About this task:
Nothing may be dropped or added when the entries below are copied.

==== Records for this task

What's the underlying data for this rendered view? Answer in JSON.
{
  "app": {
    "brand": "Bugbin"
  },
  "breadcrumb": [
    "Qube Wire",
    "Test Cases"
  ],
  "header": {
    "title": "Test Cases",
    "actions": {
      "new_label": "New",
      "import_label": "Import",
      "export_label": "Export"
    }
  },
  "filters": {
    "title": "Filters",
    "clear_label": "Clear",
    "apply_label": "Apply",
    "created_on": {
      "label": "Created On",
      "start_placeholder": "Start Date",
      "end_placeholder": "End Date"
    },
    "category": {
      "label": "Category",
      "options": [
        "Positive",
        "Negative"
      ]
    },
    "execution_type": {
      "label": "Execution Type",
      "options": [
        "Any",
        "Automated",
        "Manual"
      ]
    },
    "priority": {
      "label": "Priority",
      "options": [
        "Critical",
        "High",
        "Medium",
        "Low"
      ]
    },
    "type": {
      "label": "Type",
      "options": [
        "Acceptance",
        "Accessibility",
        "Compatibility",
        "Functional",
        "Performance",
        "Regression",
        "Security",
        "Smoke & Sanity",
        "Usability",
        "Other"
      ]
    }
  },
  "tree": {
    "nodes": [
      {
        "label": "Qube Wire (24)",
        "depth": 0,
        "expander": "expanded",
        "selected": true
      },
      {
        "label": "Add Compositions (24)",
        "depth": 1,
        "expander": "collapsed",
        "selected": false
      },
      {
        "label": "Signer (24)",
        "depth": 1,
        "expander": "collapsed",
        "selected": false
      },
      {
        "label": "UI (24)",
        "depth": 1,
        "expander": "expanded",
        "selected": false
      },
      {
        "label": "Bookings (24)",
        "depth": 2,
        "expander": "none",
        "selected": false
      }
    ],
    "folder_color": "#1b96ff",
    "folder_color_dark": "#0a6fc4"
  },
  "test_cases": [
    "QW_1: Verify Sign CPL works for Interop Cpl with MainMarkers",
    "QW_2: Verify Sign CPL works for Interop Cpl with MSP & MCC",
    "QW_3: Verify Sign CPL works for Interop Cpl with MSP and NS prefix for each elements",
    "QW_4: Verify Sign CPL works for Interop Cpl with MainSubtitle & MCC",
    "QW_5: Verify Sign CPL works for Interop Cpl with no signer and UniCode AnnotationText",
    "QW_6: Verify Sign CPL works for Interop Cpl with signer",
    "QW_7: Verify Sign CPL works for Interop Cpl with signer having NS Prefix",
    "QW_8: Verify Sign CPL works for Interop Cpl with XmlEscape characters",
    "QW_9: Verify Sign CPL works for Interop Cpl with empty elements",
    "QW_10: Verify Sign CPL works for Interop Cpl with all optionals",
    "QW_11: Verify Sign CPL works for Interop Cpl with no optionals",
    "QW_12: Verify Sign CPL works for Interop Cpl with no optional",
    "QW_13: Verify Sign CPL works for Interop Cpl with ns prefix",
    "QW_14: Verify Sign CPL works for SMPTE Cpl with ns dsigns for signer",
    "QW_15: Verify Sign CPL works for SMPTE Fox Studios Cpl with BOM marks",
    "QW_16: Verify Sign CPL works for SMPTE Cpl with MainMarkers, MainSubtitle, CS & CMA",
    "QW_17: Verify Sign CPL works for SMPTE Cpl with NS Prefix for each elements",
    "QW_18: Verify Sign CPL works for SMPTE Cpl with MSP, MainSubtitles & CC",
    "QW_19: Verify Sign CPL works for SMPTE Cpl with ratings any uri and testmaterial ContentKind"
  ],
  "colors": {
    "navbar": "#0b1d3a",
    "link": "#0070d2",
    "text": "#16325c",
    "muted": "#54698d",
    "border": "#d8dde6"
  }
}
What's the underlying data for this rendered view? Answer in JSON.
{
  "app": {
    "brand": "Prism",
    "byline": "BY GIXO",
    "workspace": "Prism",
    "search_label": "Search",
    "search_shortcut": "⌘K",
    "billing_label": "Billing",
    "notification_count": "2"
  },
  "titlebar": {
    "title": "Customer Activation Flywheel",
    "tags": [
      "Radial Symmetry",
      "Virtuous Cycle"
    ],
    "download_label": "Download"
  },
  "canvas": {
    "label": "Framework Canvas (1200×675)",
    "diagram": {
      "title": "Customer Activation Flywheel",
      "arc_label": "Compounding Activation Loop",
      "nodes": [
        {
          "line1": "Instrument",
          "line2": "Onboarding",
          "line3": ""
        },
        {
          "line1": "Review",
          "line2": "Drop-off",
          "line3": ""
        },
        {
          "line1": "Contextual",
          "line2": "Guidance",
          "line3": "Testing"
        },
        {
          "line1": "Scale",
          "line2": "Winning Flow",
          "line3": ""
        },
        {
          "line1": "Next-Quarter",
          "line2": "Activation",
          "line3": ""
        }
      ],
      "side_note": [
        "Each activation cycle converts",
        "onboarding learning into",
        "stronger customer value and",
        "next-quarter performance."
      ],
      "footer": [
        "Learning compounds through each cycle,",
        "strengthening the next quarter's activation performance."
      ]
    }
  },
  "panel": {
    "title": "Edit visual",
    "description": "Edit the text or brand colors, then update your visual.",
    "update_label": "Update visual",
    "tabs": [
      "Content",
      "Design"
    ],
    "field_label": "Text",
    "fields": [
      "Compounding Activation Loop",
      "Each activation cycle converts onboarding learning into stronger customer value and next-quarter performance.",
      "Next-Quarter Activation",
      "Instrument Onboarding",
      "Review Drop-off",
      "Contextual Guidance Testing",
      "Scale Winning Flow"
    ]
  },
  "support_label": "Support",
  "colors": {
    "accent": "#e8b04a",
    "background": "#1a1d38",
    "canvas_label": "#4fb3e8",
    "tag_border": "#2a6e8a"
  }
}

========

Written solution:
What's the underlying data for this rendered view? Answer in JSON.
{
  "app": {
    "brand": "Bugbin"
  },
  "breadcrumb": [
    "Qube Wire",
    "Test Cases"
  ],
  "header": {
    "title": "Test Cases",
    "actions": {
      "new_label": "New",
      "import_label": "Import",
      "export_label": "Export"
    }
  },
  "filters": {
    "title": "Filters",
    "clear_label": "Clear",
    "apply_label": "Apply",
    "created_on": {
      "label": "Created On",
      "start_placeholder": "Start Date",
      "end_placeholder": "End Date"
    },
    "category": {
      "label": "Category",
      "options": [
        "Positive",
        "Negative"
      ]
    },
    "execution_type": {
      "label": "Execution Type",
      "options": [
        "Any",
        "Automated",
        "Manual"
      ]
    },
    "priority": {
      "label": "Priority",
      "options": [
        "Critical",
        "High",
        "Medium",
        "Low"
      ]
    },
    "type": {
      "label": "Type",
      "options": [
        "Acceptance",
        "Accessibility",
        "Compatibility",
        "Functional",
        "Performance",
        "Regression",
        "Security",
        "Smoke & Sanity",
        "Usability",
        "Other"
      ]
    }
  },
  "tree": {
    "nodes": [
      {
        "label": "Qube Wire (24)",
        "depth": 0,
        "expander": "expanded",
        "selected": true
      },
      {
        "label": "Add Compositions (24)",
        "depth": 1,
        "expander": "collapsed",
        "selected": false
      },
      {
        "label": "Signer (24)",
        "depth": 1,
        "expander": "collapsed",
        "selected": false
      },
      {
        "label": "UI (24)",
        "depth": 1,
        "expander": "expanded",
        "selected": false
      },
      {
        "label": "Bookings (24)",
        "depth": 2,
        "expander": "none",
        "selected": false
      }
    ],
    "folder_color": "#1b96ff",
    "folder_color_dark": "#0a6fc4"
  },
  "test_cases": [
    "QW_1: Verify Sign CPL works for Interop Cpl with MainMarkers",
    "QW_2: Verify Sign CPL works for Interop Cpl with MSP & MCC",
    "QW_3: Verify Sign CPL works for Interop Cpl with MSP and NS prefix for each elements",
    "QW_4: Verify Sign CPL works for Interop Cpl with MainSubtitle & MCC",
    "QW_5: Verify Sign CPL works for Interop Cpl with no signer and UniCode AnnotationText",
    "QW_6: Verify Sign CPL works for Interop Cpl with signer",
    "QW_7: Verify Sign CPL works for Interop Cpl with signer having NS Prefix",
    "QW_8: Verify Sign CPL works for Interop Cpl with XmlEscape characters",
    "QW_9: Verify Sign CPL works for Interop Cpl with empty elements",
    "QW_10: Verify Sign CPL works for Interop Cpl with all optionals",
    "QW_11: Verify Sign CPL works for Interop Cpl with no optionals",
    "QW_12: Verify Sign CPL works for Interop Cpl with no optional",
    "QW_13: Verify Sign CPL works for Interop Cpl with ns prefix",
    "QW_14: Verify Sign CPL works for SMPTE Cpl with ns dsigns for signer",
    "QW_15: Verify Sign CPL works for SMPTE Fox Studios Cpl with BOM marks",
    "QW_16: Verify Sign CPL works for SMPTE Cpl with MainMarkers, MainSubtitle, CS & CMA",
    "QW_17: Verify Sign CPL works for SMPTE Cpl with NS Prefix for each elements",
    "QW_18: Verify Sign CPL works for SMPTE Cpl with MSP, MainSubtitles & CC",
    "QW_19: Verify Sign CPL works for SMPTE Cpl with ratings any uri and testmaterial ContentKind"
  ],
  "colors": {
    "navbar": "#0b1d3a",
    "link": "#0070d2",
    "text": "#16325c",
    "muted": "#54698d",
    "border": "#d8dde6"
  }
}
What's the underlying data for this rendered view? Answer in JSON.
{
  "app": {
    "brand": "Prism",
    "byline": "BY GIXO",
    "workspace": "Prism",
    "search_label": "Search",
    "search_shortcut": "⌘K",
    "billing_label": "Billing",
    "notification_count": "2"
  },
  "titlebar": {
    "title": "Customer Activation Flywheel",
    "tags": [
      "Radial Symmetry",
      "Virtuous Cycle"
    ],
    "download_label": "Download"
  },
  "canvas": {
    "label": "Framework Canvas (1200×675)",
    "diagram": {
      "title": "Customer Activation Flywheel",
      "arc_label": "Compounding Activation Loop",
      "nodes": [
        {
          "line1": "Instrument",
          "line2": "Onboarding",
          "line3": ""
        },
        {
          "line1": "Review",
          "line2": "Drop-off",
          "line3": ""
        },
        {
          "line1": "Contextual",
          "line2": "Guidance",
          "line3": "Testing"
        },
        {
          "line1": "Scale",
          "line2": "Winning Flow",
          "line3": ""
        },
        {
          "line1": "Next-Quarter",
          "line2": "Activation",
          "line3": ""
        }
      ],
      "side_note": [
        "Each activation cycle converts",
        "onboarding learning into",
        "stronger customer value and",
        "next-quarter performance."
      ],
      "footer": [
        "Learning compounds through each cycle,",
        "strengthening the next quarter's activation performance."
      ]
    }
  },
  "panel": {
    "title": "Edit visual",
    "description": "Edit the text or brand colors, then update your visual.",
    "update_label": "Update visual",
    "tabs": [
      "Content",
      "Design"
    ],
    "field_label": "Text",
    "fields": [
      "Compounding Activation Loop",
      "Each activation cycle converts onboarding learning into stronger customer value and next-quarter performance.",
      "Next-Quarter Activation",
      "Instrument Onboarding",
      "Review Drop-off",
      "Contextual Guidance Testing",
      "Scale Winning Flow"
    ]
  },
  "support_label": "Support",
  "colors": {
    "accent": "#e8b04a",
    "background": "#1a1d38",
    "canvas_label": "#4fb3e8",
    "tag_border": "#2a6e8a"
  }
}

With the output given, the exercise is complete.